Builders with any REOs in their communities better brace themselves for difficult appraisals: bank-owned properties went for an average of 35% less than non-foreclosure sales.
“One year ago, it was 65%,” Daren Blomquist, RealtyTrac’s director of marketing communications, told BUILDER Thursday, after the Irvine, Calif.-based data firm released its 2010 second-quarter statistics for foreclosure sales. According to the firm, more than 248,000 distressed properties (in default, scheduled for auction, or real-estate-owned) were sold in April, May, and June of this year.
While those figures represent nearly a 5% increase in total numbers compared to the previous quarter, RealtyTrac executives said that non-distressed sales grew even more during that period. They attributed that growth to the federal housing tax credit, which required a signed contract by April 30, 2010. Overall, foreclosure sales were 24% of all residential sales in 2010’s second quarter.
That level of volume continues to exert downward pressure on pricing. According to RealtyTrac data, foreclosure sales sold for an average of 26% less than their counterparts that were not in foreclosures.
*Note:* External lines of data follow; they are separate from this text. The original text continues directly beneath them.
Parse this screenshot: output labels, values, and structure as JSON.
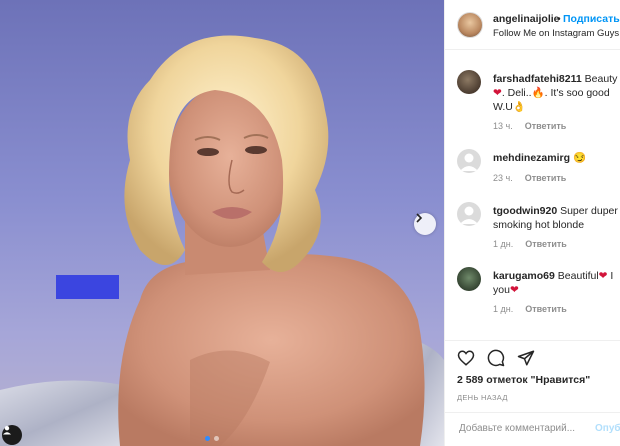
{
  "post": {
    "username": "angelinaijolie",
    "follow_label": "Подписаться",
    "subtitle": "Follow Me on Instagram Guys"
  },
  "comments": [
    {
      "username": "farshadfatehi8211",
      "text_line1": "Beauty lo",
      "text_line2": ". Deli..",
      "text_line2b": ". It's soo good",
      "text_line3": "W.U",
      "time": "13 ч.",
      "reply": "Ответить"
    },
    {
      "username": "mehdinezamirg",
      "emoji": "😏",
      "time": "23 ч.",
      "reply": "Ответить"
    },
    {
      "username": "tgoodwin920",
      "text_line1": "Super duper",
      "text_line2": "smoking hot blonde",
      "time": "1 дн.",
      "reply": "Ответить"
    },
    {
      "username": "karugamo69",
      "text_line1": "Beautiful",
      "text_line1b": "I",
      "text_line2": "you",
      "time": "1 дн.",
      "reply": "Ответить"
    }
  ],
  "actions": {
    "like_icon": "heart-outline",
    "comment_icon": "speech-bubble",
    "share_icon": "paper-plane"
  },
  "likes_text": "2 589 отметок \"Нравится\"",
  "posted_text": "ДЕНЬ НАЗАД",
  "add_comment": {
    "placeholder": "Добавьте комментарий...",
    "post_label": "Опубликовать"
  },
  "carousel": {
    "total_slides": 2,
    "current_slide": 1
  },
  "colors": {
    "accent": "#0095f6",
    "censor_box": "#3b45e0",
    "muted": "#8e8e8e"
  }
}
Builders with any REOs in their communities better brace themselves for difficult appraisals: bank-owned properties went for an average of 35% less than non-foreclosure sales. Short sales, which are being actively encouraged by the Obama administration, posted an average discount of 13% compared to non-distressed transactions.
Note: A foreclosure sale is a transaction on a home in any stage of the foreclosure process, while a pre-foreclosure sale is typically a short sale.
Transaction Type Average Price Discount
Foreclosure Sale 26%
REO Sale 35%
Pre-Foreclosure Sale 13%
But RealtyTrac’s Blomquist said that his company does not expect to see a much-dreaded (and much-discussed) double-dip in home values as a result of these pricing trends. “Foreclosures continue to have a dampening effect on home prices, but we don’t expect a double dip,” he said. “While REOs have been increasing, there is no evidence that there is going to be this tidal wave that will hit and crater home prices again. It’s more like a dripping faucet” that will keep home values from any significant appreciation.
Of course, in some states, that drippy faucet feels more like a constantly flooding basement. Nevada, which was mentioned earlier, has the highest percentage of foreclosure sales in the country, with 56% of all residential transactions involving a property in some state of foreclosure. Other foreclosure crisis zones are dealing with similar situations, with foreclosure sale rates of 47% for Arizona and 43% for California, which rank second and third after Nevada on that metric.